Element data from apps and pages
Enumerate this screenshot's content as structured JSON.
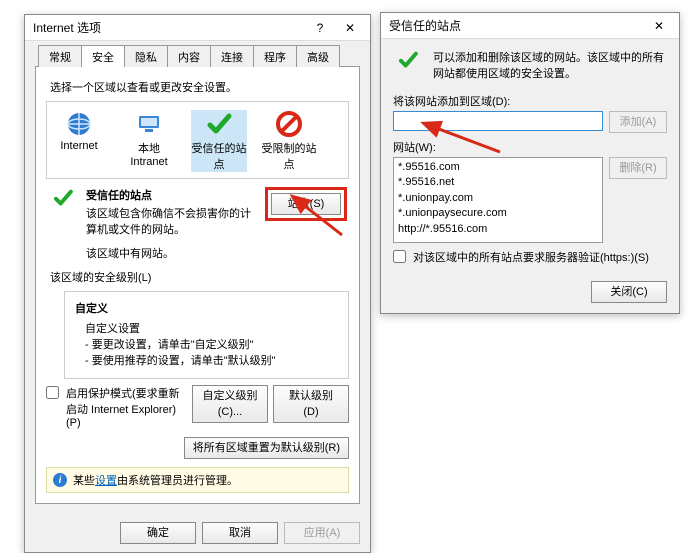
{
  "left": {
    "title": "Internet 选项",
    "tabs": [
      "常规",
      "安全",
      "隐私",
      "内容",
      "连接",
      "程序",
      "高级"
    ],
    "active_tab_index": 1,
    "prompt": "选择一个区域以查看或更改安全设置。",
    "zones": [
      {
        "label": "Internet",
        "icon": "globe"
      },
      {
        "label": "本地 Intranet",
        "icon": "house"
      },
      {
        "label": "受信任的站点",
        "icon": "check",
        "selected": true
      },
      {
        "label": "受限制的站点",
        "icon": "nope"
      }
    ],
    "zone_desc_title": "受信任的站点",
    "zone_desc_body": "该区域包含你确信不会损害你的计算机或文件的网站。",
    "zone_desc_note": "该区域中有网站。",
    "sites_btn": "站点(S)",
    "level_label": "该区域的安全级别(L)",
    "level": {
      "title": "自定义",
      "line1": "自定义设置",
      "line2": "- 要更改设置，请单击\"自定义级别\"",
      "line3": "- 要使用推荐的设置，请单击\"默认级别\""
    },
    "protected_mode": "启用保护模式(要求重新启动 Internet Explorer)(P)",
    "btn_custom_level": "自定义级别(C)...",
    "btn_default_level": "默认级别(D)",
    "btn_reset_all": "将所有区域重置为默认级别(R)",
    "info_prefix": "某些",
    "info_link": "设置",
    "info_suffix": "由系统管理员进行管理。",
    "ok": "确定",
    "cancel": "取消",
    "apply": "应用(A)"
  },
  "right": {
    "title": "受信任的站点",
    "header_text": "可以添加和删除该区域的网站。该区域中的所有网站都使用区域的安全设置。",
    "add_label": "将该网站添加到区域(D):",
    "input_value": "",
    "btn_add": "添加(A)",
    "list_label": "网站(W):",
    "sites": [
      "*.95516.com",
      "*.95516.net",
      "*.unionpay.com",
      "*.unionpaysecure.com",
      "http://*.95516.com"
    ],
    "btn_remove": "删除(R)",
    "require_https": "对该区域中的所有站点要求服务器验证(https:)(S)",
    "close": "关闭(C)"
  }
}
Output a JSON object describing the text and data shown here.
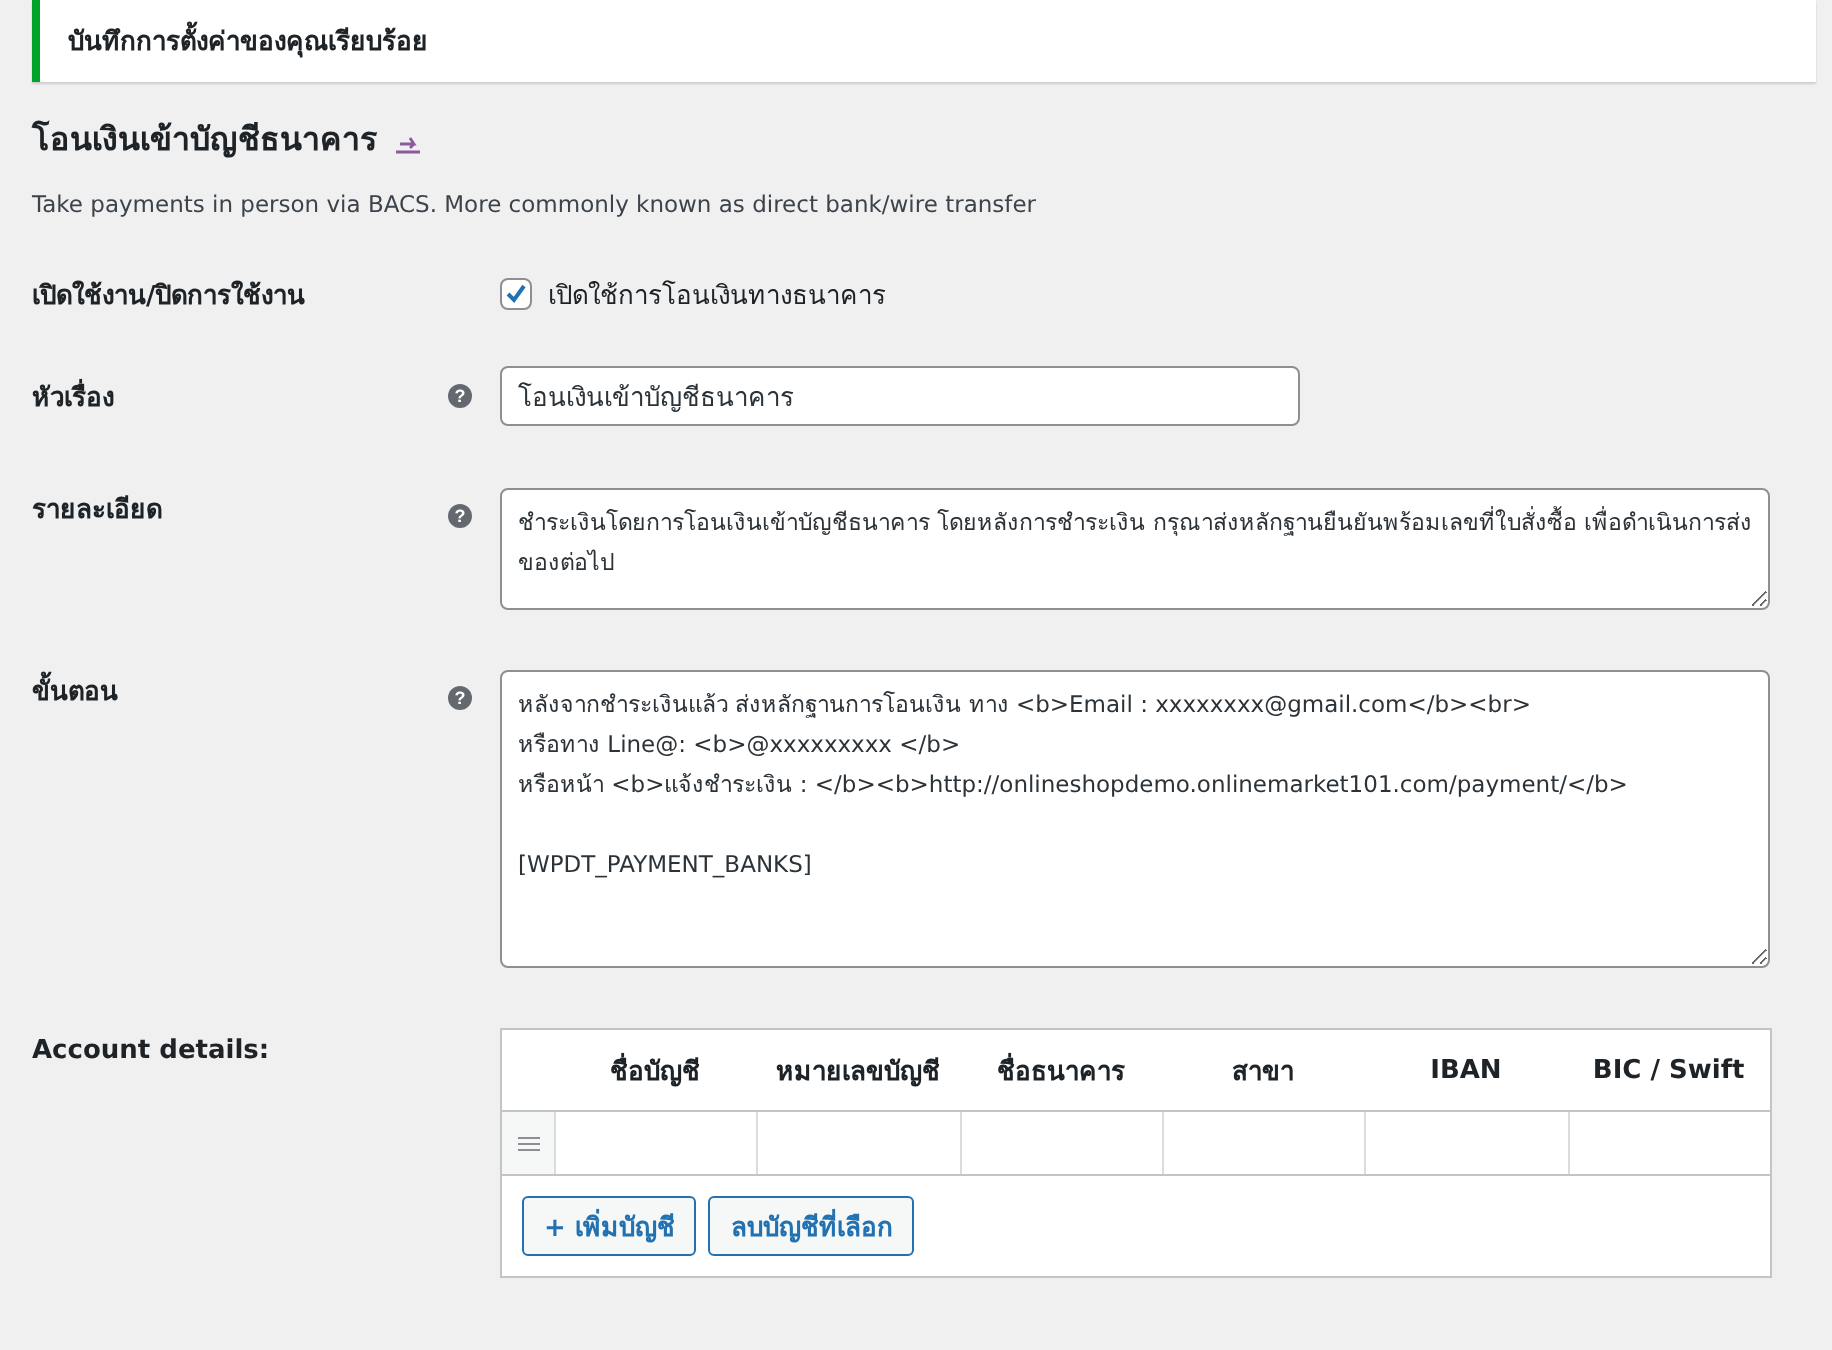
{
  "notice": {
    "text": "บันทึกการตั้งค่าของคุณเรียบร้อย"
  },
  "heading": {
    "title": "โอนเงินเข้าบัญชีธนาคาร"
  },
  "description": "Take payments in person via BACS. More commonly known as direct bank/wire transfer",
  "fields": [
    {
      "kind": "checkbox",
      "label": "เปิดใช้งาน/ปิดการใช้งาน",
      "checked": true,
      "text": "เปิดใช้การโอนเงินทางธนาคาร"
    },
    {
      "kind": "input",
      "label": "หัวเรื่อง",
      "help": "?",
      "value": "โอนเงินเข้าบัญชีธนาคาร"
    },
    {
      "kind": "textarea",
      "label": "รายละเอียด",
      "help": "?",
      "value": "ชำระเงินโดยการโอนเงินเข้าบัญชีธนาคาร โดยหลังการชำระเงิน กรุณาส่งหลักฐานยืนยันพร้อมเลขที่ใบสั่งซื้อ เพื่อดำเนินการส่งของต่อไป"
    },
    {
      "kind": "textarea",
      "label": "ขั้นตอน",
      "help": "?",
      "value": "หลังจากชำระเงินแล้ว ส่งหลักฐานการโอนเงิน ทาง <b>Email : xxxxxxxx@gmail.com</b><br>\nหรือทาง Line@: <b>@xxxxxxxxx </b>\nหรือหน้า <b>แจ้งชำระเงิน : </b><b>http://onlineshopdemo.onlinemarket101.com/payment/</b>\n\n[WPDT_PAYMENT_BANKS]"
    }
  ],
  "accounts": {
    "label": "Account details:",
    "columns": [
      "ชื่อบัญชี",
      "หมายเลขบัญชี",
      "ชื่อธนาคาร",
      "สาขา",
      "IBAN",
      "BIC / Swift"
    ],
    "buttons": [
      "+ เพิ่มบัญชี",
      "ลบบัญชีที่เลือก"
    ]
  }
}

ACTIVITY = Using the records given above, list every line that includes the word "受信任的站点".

ANSWER SECTION =
        "label": "受信任的站点",
    "zone_desc_title": "受信任的站点",
    "title": "受信任的站点",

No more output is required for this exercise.